The Glass Hotel spins the Bernie Madoff story into some unputdownable fiction

This is one of those times I’m tempted to start my book review with a simple, “Wow! That was great!” I’m giving you the spoiler alert right upfront. The Glass Hotel by Emily St. John Mandel is a current best-seller but it is hard to qualify by genre. It’s a bit mystery, a bit historical fiction and a bit ephemeral in spirit. It’s particularly satisfying for me to recommend this book because the author is Canadian. Born on an island off the west coast of British Columbia, she now resides in New York.

When I first started reading The Glass Hotel I assumed there would be a main character and it would be the one we are introduced to in the first chapter, Paul, a misguided, musically-gifted drug addict. Then, we’re introduced to other characters who take over but each character, individually strong and flawed is linked by having once been together at a remote five-star hotel on an island off the west coast of Vancouver in an isolated community called Caiette which is accessible only by boat.

After a tragedy involving Paul and bad drugs in Toronto, he escapes to Vancouver in search of his half-sister, Vincent, who is the result of an affair their father had while still married to Paul’s mother. By the time Paul catches up with Vincent, her mother has drowned in mysterious circumstances in Caiette, and Vincent has moved to Vancouver with a friend to escape the boredom of life in a remote community. Although she had been a good student, she disliked school and dropped out to move to the city and gain her independence.

The book moves back and forth in time and place which can be a bit confusing at times, between 2008 and 2016, and even to 2029. Vincent is the common thread through most of the book. While working as a bartender at the new glass-fronted hotel in Caiette, she helps her wayward half-brother get a job there. When he’s found guilty of etching a hateful message on the main front window, he’s fired and leaves the island. Meanwhile, Vincent is now a beautiful, clever young woman in her early twenties. When the hotel’s recently widowed owner, Jonathan visits she spots an opportunity and installs herself as his common-law-wife.

Jonathan is also the multi-millionaire owner of a New York-based investment firm. They live the high life jet-setting to London, Paris, Dubai, Miami, and other exotic locations in pursuit of his business interests. Vincent plays the role of trophy wife flawlessly and enjoys the perks of a privileged lifestyle. Until things start to unravel at warp speed. Jonathan is arrested in a Bernie Madoff type of Ponzi scheme and Vincent is forced to create a new life for herself.

The various characters in the story are complicated and because the author jumps from one storyline to another, the reader is constantly wondering where they’ll turn up again and what happened to them. She keeps us engrossed throughout the book and wraps it up nicely at the end. I loved this book and couldn’t put it down. I can see why The Glass Hotel is a bestseller.

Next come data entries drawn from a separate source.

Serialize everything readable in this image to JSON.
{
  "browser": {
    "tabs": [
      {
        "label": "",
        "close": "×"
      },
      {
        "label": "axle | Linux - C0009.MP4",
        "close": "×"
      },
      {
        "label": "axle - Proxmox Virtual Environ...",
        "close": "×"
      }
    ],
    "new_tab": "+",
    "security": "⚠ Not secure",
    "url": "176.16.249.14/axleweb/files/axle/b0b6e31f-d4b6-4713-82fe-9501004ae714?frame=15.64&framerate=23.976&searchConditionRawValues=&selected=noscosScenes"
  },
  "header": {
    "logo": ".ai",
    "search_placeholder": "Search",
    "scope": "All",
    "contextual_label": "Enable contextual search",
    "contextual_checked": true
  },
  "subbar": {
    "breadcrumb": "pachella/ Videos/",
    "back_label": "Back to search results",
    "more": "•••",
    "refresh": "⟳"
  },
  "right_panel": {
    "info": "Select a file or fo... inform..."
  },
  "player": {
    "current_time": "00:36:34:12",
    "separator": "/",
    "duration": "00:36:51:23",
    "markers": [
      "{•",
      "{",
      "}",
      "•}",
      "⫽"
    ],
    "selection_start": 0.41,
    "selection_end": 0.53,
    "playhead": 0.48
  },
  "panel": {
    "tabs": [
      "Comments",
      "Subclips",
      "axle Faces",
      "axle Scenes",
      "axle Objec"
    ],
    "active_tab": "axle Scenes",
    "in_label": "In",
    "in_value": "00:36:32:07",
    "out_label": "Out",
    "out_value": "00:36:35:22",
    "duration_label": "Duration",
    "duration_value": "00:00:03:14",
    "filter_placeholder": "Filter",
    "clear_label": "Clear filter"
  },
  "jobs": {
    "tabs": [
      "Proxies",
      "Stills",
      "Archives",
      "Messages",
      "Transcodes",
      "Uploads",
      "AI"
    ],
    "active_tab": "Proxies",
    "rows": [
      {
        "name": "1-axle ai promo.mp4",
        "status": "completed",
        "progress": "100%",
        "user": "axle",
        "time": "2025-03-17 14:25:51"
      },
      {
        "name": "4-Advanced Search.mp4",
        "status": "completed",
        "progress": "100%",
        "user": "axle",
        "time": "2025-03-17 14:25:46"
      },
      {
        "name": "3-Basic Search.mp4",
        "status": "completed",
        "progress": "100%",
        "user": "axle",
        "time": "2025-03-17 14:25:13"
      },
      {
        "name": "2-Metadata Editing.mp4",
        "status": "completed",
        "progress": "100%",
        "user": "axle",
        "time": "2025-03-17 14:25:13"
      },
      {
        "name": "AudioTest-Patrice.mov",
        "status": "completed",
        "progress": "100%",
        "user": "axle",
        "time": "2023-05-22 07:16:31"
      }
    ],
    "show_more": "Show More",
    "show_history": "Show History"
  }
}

If The Glass Hotel is not available at your local bookstore or public library, click on the image to order from Amazon. Disclosure: You will receive Amazon’s best price and I may receive a teeny, tiny commission. Thanks for your support.

0 0 votes
Article Rating
Notify of

This site uses Akismet to reduce spam. Learn how your comment data is processed.

Inline Feedbacks
View all comments